So how should Democrats interpret last night's victories? Not as the broad mandate for liberalism that many of them would hope it to be.
Chiefly, Barack Obama ran most effectively as a moderate Republican. While he had plenty of big-money, liberal proposals (such as expanding healthcare), the candidate downplayed them after a few forays showed push-back. Instead, Obama gained traction by consistently emphasizing tax and spending cuts. There was a good deal of class warfare in there too, but the theme that most endured was cuts for 95 percent of taxpayers, not increases for the other 5 percent.
Given that voters overwhelmingly indicated the economy was their top issue, Republicans should take heart that Obama's mandate is what should be GOP turf. Where Republicans lost was on the trust factor: Independents drifted to Obama, and conservatives lost faith.

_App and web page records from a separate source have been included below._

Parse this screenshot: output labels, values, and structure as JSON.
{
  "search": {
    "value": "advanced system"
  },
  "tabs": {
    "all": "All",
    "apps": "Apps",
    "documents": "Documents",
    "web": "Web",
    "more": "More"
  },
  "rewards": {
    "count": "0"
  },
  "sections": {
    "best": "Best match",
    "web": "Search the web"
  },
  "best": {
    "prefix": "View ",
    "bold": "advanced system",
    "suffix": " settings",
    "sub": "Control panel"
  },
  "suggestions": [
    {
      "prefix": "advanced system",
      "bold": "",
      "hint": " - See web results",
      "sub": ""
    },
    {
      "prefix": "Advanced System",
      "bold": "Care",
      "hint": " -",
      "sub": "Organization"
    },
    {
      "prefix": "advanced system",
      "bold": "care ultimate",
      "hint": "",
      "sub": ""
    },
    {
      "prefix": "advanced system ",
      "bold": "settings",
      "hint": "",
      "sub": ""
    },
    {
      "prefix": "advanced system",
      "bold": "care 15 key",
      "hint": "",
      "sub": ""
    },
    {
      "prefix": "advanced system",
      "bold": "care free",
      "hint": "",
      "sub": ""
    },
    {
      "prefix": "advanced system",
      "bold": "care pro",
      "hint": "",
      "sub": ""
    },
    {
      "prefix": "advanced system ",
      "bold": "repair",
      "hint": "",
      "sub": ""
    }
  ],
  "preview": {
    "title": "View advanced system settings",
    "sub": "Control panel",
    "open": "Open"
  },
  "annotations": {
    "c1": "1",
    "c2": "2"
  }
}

Too many Republicans have talked about "the good folks back home" and lower spending, but the headlines show institutionalized corruption and ridiculous bridges to nowhere.
If independents voted for Obama because of tax cuts and balanced budgets, that means they remain essentially center-right. The GOP should spend the next four years shoring up its base. This means repudiating the Bush version of conservatism, characterized by astronomical spending, narrowly defined tax cuts, and a patronizing belief that all will be forgiven with a few sops thrown to the religious right.
Republicans are facing the reality that they have misgoverned for the better part of a decade. And while liberals must be tempted to believe they have four years of Christmas ahead, they will tax and spend at their own peril.